It doesn’t matter how small your business is, so even if you’re just selling a few products from your home that’s not a problem. Applications are curated, though, so how can you improve your chances of becoming a seller?
Becoming a Seller on Not on the High Street
When you apply to Not on the High Street, you need to remember that not every application gets accepted. The competition you’re up against could be pretty tough, as they only accept the best of the best, but at the same time, there’s fewer sellers than on other sites, so you have a good opportunity to get noticed.
This means that you and your products need to stand out from the crowd.
The application form is quite lengthy, and you should use as much detail as possible. NOTHS suggest having a great understanding of not just your customer, but also of Not on the High Street’s average customer, and understanding how the two relate. Also, show understanding of current trends in the marketplace and how your product could fill a gap in their range to fit in with these trends.

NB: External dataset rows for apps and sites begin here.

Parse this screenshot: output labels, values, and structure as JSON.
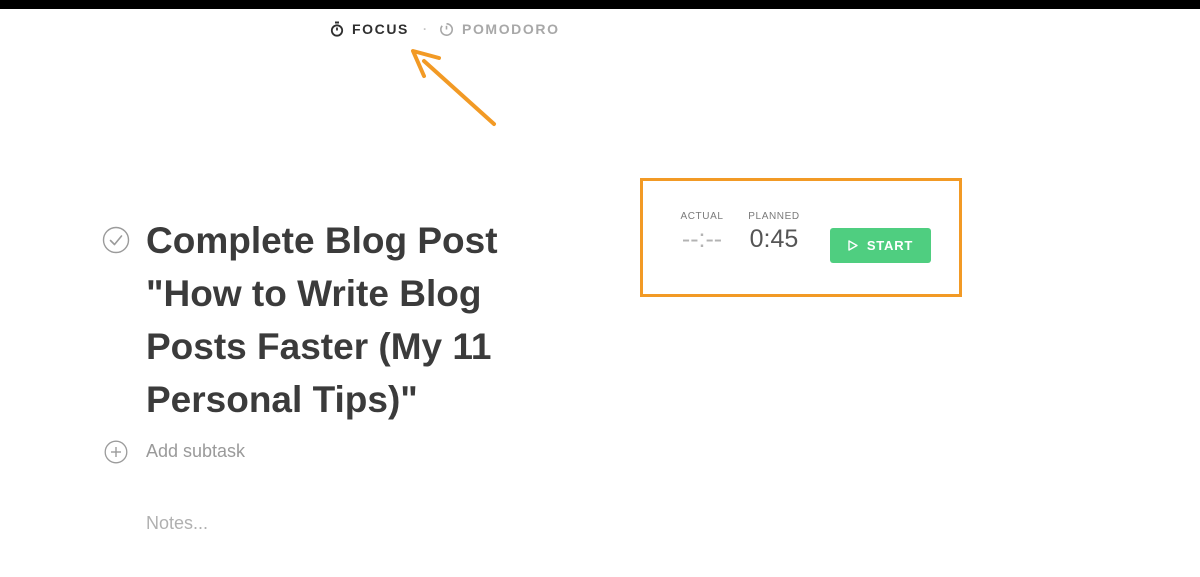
{
  "mode_switch": {
    "focus_label": "FOCUS",
    "separator": "·",
    "pomodoro_label": "POMODORO",
    "active": "FOCUS"
  },
  "task": {
    "title": "Complete Blog Post \"How to Write Blog Posts Faster (My 11 Personal Tips)\"",
    "completed": false
  },
  "subtask": {
    "placeholder": "Add subtask"
  },
  "notes": {
    "placeholder": "Notes..."
  },
  "timer": {
    "actual_label": "ACTUAL",
    "actual_value": "--:--",
    "planned_label": "PLANNED",
    "planned_value": "0:45",
    "start_label": "START"
  },
  "colors": {
    "start_button": "#4fce80",
    "annotation": "#f29a25"
  },
  "icons": {
    "focus": "stopwatch-icon",
    "pomodoro": "timer-icon",
    "task_check": "check-circle-icon",
    "add_subtask": "plus-circle-icon",
    "start": "play-icon"
  }
}
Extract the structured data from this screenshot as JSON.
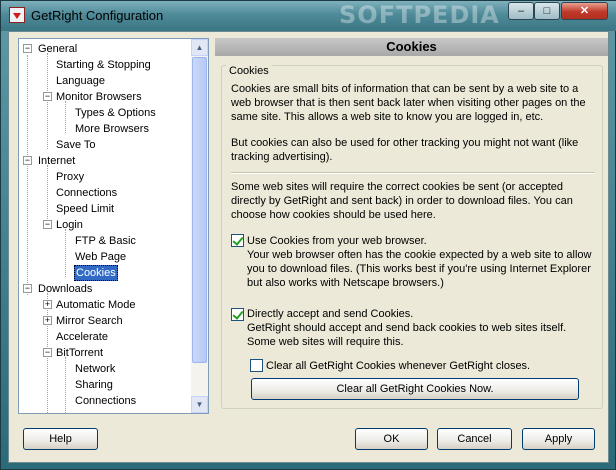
{
  "window": {
    "title": "GetRight Configuration",
    "watermark": "SOFTPEDIA"
  },
  "titlebar_buttons": {
    "minimize": "–",
    "maximize": "□",
    "close": "✕"
  },
  "tree": {
    "items": [
      {
        "label": "General",
        "expander": "−"
      },
      {
        "label": "Starting & Stopping"
      },
      {
        "label": "Language"
      },
      {
        "label": "Monitor Browsers",
        "expander": "−"
      },
      {
        "label": "Types & Options"
      },
      {
        "label": "More Browsers"
      },
      {
        "label": "Save To"
      },
      {
        "label": "Internet",
        "expander": "−"
      },
      {
        "label": "Proxy"
      },
      {
        "label": "Connections"
      },
      {
        "label": "Speed Limit"
      },
      {
        "label": "Login",
        "expander": "−"
      },
      {
        "label": "FTP & Basic"
      },
      {
        "label": "Web Page"
      },
      {
        "label": "Cookies",
        "selected": true
      },
      {
        "label": "Downloads",
        "expander": "−"
      },
      {
        "label": "Automatic Mode",
        "expander": "+"
      },
      {
        "label": "Mirror Search",
        "expander": "+"
      },
      {
        "label": "Accelerate"
      },
      {
        "label": "BitTorrent",
        "expander": "−"
      },
      {
        "label": "Network"
      },
      {
        "label": "Sharing"
      },
      {
        "label": "Connections"
      }
    ]
  },
  "panel": {
    "header": "Cookies",
    "group_title": "Cookies",
    "para1": "Cookies are small bits of information that can be sent by a web site to a web browser that is then sent back later when visiting other pages on the same site.  This allows a web site to know you are logged in, etc.",
    "para2": "But cookies can also be used for other tracking you might not want (like tracking advertising).",
    "para3": "Some web sites will require the correct cookies be sent (or accepted directly by GetRight and sent back) in order to download files.  You can choose how cookies should be used here.",
    "opt1_label": "Use Cookies from your web browser.",
    "opt1_desc": "Your web browser often has the cookie expected by a web site to allow you to download files.  (This works best if you're using Internet Explorer but also works with Netscape browsers.)",
    "opt2_label": "Directly accept and send Cookies.",
    "opt2_desc": "GetRight should accept and send back cookies to web sites itself.  Some web sites will require this.",
    "opt3_label": "Clear all GetRight Cookies whenever GetRight closes.",
    "clear_button": "Clear all GetRight Cookies Now."
  },
  "buttons": {
    "help": "Help",
    "ok": "OK",
    "cancel": "Cancel",
    "apply": "Apply"
  }
}
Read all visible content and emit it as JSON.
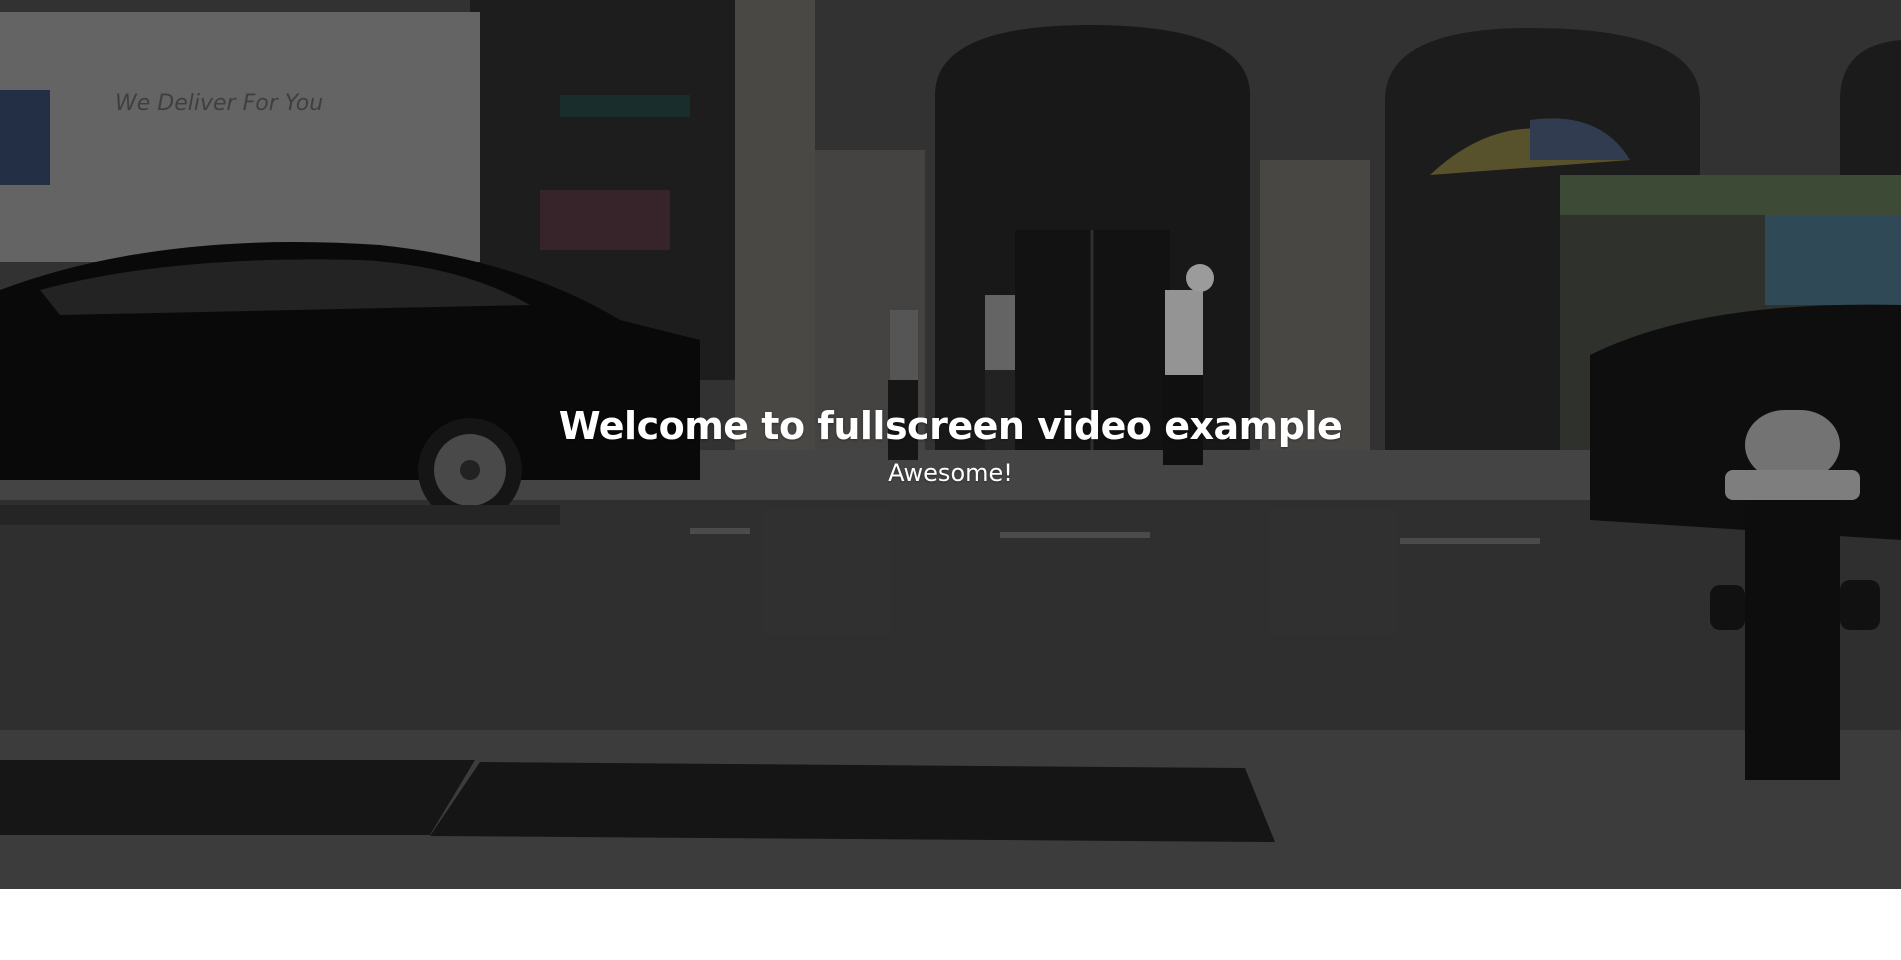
{
  "hero": {
    "title": "Welcome to fullscreen video example",
    "subtitle": "Awesome!",
    "background_video": "street-scene-video"
  },
  "background_truck_text": "We Deliver For You",
  "colors": {
    "text": "#ffffff",
    "page_background": "#ffffff",
    "video_tint": "#3b3b3c"
  }
}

Finally, you should make the story of your business as compelling as possible – they like to see the human side of things, as do their customers.
Research the Competition
Clearly, as part of your application, having a thorough understanding of the competition is going to be beneficial. Understand fully what you bring to the table that’s different to other sellers. Is your product unique? If it’s in a saturated market, how does it stand out? Is the pricing competitive?
Checking out some of the top-selling shops can be really helpful before you start selling on Not on the High Street. Whilst you shouldn’t copy them, this lets you get a good understanding of what works well.
What you’ll notice when looking around the site is that all the photographs look fantastic. If you’re going to start selling on Not on the High Street, you’ll need great pictures too. But even before then, as part of your application, consider hiring a professional photographer to take some snaps if yours aren’t quite up to the same standard yet.
This great blog from Folksy gives some handy hints on how to improve the photography of your craft items.
You’ve Made It Through… What Next?
If you’re accepted as a seller on Not on the High Street, congratulations! There’s a set-up cost of £199 (excluding VAT) and 25% commission on everything you sell. You’ll also need to have your products live within three months of paying that set-up cost.
The system itself is really easy to use and intuitive, and you get good support from the NOTHS team, so you shouldn’t run into many difficulties there. What you will need to do initially is customise your Storefront. As we mentioned earlier, they’re keen on hearing the story behind your business, so ensure this is as clear and compelling as possible.
Check out part of successful store Oakdene Design’s story for an example:
Build Your Brand
This is all part of building your brand. By telling people your story, you’re differentiating yourself from others and making yourself memorable. Other ways to build on this are ensuring you have top-notch customer service and encouraging people to talk about you and leave reviews. You could even try out using unique packaging as an extra little touch. This’ll start building good word of mouth promotion.
An important way of spreading the word about your products these days is via social media, regardless of whether you’re selling on Not on the High Street or another marketplace.
It can be time-consuming to try and focus on every network, so pick one platform and use it well – have conversations with people and encourage engagement by doing things like running competitions, and follow other engaging crafters and sellers to see what they do well.
And when sharing pictures, it all comes back to telling your story – don’t just take the same old pictures of your crafts, but show the creative process behind them and show you actually making them. People love to see the human side of things!
There are some limitations to selling on Not on the High Street, and the higher costs might put some people off. But it’s a great platform, and has boosted the sales of many homemade crafters. There’s even plenty of homemade badges on there!